Our World Is Retarded!

Growing up with an intellectually disabled brother taught me a lot about patience, honesty, and reality. Although it is no longer politically correct to use the term mentally retarded, (which merely means intellectually slow) that was still the common name applied during my childhood. Sadly, the word retarded has now been adopted as a derogatory put down for someone who does something really stupid.

It is difficult to not be disturbed by the horrific shooting of the newscasters in Virginia, or to ignore concerns about the current political struggle between the red and blue clowns, vying for our votes. How can we pretend that racism and intolerance are dead when they rear their ugly heads daily on the news and clog our social media feeds? We have made our planet a gloomy place to live. It seems I can’t help but be drawn into the hatred and criticism of everyone who is not like me. The atheist, religious person, and bigot might be pleasantly surprised to find out that life is so much more enjoyable without the added tension we willingly add into our own lives.

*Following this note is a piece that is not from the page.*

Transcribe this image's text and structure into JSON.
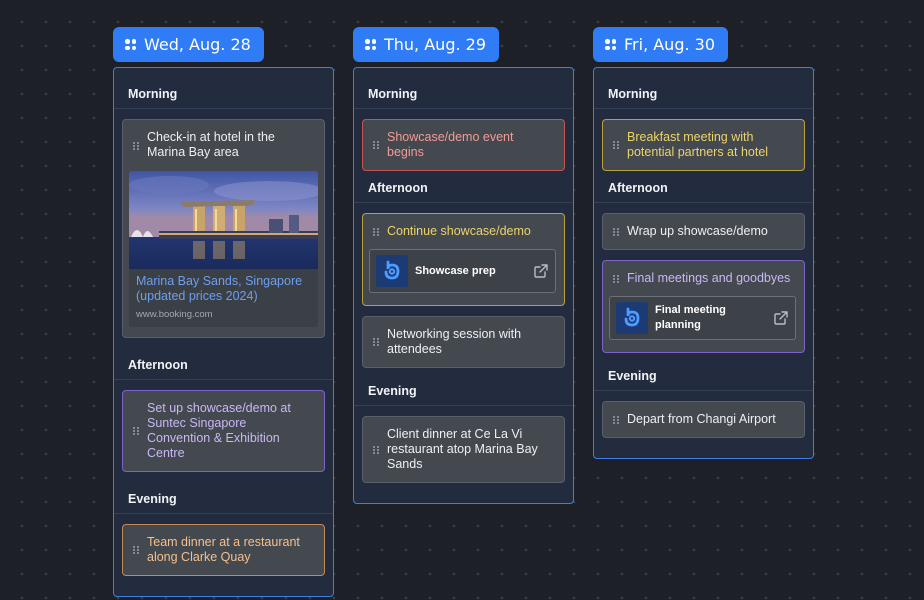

Today, for lunch, I went across the street from my office (over to Centennial Park). It was difficult to not notice the loud disco music blaring from the pavilion. Initially, I was annoyed because I needed some peace and quiet to get some writing done. But then something magical happened. As I focused on the people under the covering, it became apparent, they had no social inhibitions. In fact they showed no embarrassment at all to wiggle, dance, and sing without regard to anyone around them. It soon became apparent to me that it was a party with a dozen or more special needs adults, and their caregivers. I looked at the peanut butter and jelly smudged smiles and knew they had found a moment of happiness in this dark world.

It was simple. They could not change anything about their circumstances, they just played the hand life had given them. Part of me was actually jealous, part of me wanted to walk into the middle of the group and join them raising my hands up in the air motioning along signing the letters to YMCA, by the Village People. They weren’t worried about skin color, orientation, or religious affiliation; they just knew they were spending quality time with other humans. They were being friendly, and showing genuine love to one another.

After watching these folks today, I have a stronger resolve to simplify my life. To be more kind to the ones I love, show new respect to those I don’t agree with, and give a chance to people I am unsure of, and hopefully, I can achieve the same gleam in my eyes that I witnessed today in the faces of these special people. I was just returning to work when they broke out into a new wave of laughter and dancing as the Cupid Shuffle boomed through the sound system. Suddenly, I realized, maybe it is us, (the ones with anxiety, stress, depression, war, hatred, and all the ugly things we create) in society who are actually mentally retarded.


  1. Wade Browne says:

    Good stuff. Sometimes I wonder if I’m feeling sorry for the wrong people.

  2. Anonymous says:

    Live in the moment

  3. Anonymous says:

    Very good bro. Paul..Gave us something to think about

  4. emileenealy says:

    Very thought-provoking. Thanks for writing!

  5. Anonymous says:

    Love it

  6. Kim Warner says:

    Beautifully written, very poignant.